Fukushu, a hybrid of Meiwa and Marumi, and also called the Jiangsu kumquat, has a slightly thinner rind.
The Hong Kong type, which is also round, is grown commercially (often under the name Golden Bean), but also grows wild. Th fruit is quite small with large seeds and is very tart. They are widely popular in China, but considered more of an ornamental plant in Western countries.
Other types include the lesser known and rare Malayan, believed by some botanists to actually be a limequat, or a hybrid between a key lime and a wild kumquat growing in Malaysia.
Kumquats are a frequent choice for hybridization. Breeding the tiny fruit with other types of citrus has created many unique fruits, including sunquats (Meyer lemons combined with kumquats), limequats (key limes), orangequats (Satsumas), and citrangequats (citranges).
The subtropical kumquat is one of the more frost-resistant plants in the citrus family. Kumquat trees are able to withstand temperatures as low as 15°F and mild frost without serious injury.
The kumquat can be planted from low elevations to about 5,000 feet and young trees benefit from shading until they are well established. Height varies depending on species, but kumquat trees regardless of type rarely surpass 15 feet and are known to be slow growing.
A difference from other citrus fruits is that the kumquat enters a period of winter dormancy so profound that shoots or blossoms may not emerge until several weeks of warmer weather have passed. Although kumquats can survive in cooler regions, such as around San Francisco, the fruit tends to be smaller and less sweet than in warmer regions.
Cultivation is similar to that of other citrus fruits. The trees are shallow rooted and do well in sandy, loamy or clay soils with appropriate drainage. Kumquats, due to their small size, can also be grown in large containers or pots.
In contrast to their frost-resistance, kumquats a period of high temperatures, ranging from 80° to 100°F for trees to actually fruit. The fruit is harvested when bright orange and ripe.
In Florida, it is often customary to harvest fruit along with 2 to 3 leaves on the stem; this practice is rare in California and cooler climes where the trees are not as hardy and unable to withstand such leaf loss. Florida is also home to the annual Kumquat festival, held near Miami.

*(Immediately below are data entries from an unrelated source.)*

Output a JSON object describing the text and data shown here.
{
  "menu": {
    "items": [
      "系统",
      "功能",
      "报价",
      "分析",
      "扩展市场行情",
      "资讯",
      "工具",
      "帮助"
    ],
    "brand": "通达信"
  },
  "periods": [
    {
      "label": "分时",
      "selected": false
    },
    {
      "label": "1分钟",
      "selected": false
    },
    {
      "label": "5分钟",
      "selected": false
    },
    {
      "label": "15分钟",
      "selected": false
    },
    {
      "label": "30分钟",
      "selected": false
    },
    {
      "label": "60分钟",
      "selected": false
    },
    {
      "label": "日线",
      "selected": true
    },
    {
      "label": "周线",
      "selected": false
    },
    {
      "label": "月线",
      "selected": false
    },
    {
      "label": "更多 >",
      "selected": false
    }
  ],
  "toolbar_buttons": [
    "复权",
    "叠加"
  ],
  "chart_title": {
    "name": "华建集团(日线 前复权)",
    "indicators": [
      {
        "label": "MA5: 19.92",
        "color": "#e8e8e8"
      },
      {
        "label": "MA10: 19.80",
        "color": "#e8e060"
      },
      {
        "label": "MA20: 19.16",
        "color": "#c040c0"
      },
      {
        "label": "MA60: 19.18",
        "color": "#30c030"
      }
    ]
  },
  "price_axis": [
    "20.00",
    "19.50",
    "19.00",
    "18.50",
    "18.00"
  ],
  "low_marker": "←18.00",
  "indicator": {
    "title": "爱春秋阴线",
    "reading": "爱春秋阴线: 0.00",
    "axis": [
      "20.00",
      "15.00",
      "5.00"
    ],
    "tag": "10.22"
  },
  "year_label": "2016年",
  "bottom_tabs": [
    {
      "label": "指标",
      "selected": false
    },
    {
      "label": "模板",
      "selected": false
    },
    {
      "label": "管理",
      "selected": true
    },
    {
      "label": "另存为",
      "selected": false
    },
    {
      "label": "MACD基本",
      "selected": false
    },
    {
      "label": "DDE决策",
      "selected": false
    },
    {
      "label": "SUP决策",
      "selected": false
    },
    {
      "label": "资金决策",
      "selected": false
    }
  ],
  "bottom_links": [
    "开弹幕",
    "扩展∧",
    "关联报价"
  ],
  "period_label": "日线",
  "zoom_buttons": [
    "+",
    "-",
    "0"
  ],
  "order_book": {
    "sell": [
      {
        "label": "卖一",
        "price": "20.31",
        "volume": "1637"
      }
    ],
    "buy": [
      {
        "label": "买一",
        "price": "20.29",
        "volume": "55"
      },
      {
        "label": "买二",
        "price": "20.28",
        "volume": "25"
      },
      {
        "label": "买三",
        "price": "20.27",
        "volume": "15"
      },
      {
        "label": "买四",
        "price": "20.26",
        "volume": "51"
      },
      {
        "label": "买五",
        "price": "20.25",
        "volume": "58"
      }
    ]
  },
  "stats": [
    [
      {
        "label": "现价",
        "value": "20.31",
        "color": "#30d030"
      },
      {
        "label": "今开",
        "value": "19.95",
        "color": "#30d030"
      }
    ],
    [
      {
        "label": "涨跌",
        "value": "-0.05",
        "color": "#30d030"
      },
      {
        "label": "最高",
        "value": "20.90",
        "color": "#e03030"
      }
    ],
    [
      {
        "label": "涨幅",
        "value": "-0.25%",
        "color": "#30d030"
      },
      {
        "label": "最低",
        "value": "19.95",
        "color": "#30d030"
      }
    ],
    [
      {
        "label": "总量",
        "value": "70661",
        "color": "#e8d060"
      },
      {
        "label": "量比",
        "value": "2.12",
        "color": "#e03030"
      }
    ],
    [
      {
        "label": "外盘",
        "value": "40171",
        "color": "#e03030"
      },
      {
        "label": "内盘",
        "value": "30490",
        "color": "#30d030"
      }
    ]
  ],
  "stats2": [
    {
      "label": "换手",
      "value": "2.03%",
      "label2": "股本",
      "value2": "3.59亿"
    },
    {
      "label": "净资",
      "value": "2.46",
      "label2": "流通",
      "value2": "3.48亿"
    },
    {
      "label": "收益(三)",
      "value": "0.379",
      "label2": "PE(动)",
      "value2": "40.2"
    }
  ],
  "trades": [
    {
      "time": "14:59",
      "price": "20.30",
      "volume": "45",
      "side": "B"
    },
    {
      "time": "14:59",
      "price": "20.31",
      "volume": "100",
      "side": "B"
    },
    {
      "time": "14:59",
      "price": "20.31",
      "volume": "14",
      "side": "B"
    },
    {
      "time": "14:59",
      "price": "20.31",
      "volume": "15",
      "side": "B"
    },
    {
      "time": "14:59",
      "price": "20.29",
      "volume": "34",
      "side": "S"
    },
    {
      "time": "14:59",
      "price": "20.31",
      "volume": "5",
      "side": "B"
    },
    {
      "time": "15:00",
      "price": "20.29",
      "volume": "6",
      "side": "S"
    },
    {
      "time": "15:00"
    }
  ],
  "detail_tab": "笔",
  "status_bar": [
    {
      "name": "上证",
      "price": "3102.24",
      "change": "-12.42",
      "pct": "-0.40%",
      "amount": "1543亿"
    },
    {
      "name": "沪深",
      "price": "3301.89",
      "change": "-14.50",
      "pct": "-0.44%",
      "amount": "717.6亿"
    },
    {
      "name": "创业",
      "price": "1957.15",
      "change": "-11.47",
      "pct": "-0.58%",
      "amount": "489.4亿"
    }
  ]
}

Pests & Diseases
Kumquats are affected by the same pests and diseases as most other citrus fruit. However, kumquats are largely resistant to the very damaging and pervasive citrus canker.
Kumquats, like many other fruits, can become hosts to fruit flies, appropriate preventative measures are recommended to prevent infestation. Kumquats are also affected by citrus whiteflies, aphids, citrus leafminers, orange dog caterpillars, various types of scale, and spider mites. Potted kumquat trees are occasionally afflicted by mealybugs, which cause cottony masses near the stem of the fruit.
Fruit and stem rot can be identified by the yellowing or browning of leaves; the affected branches and any dead wood should be pruned. Other diseases that affect kumquats include algal leaf spot, anthracnose, greasy spot, gummosis, melanose, scab, and sooty mold.
References: Purdue University, Texas Cooperative Extension, University of California Riverside, University of Hawaii College of Tropical Agriculture and Human Resources, USDA.
GRADES & GOOD ARRIVAL
There is no published grade or good arrival information for kumquats at this time.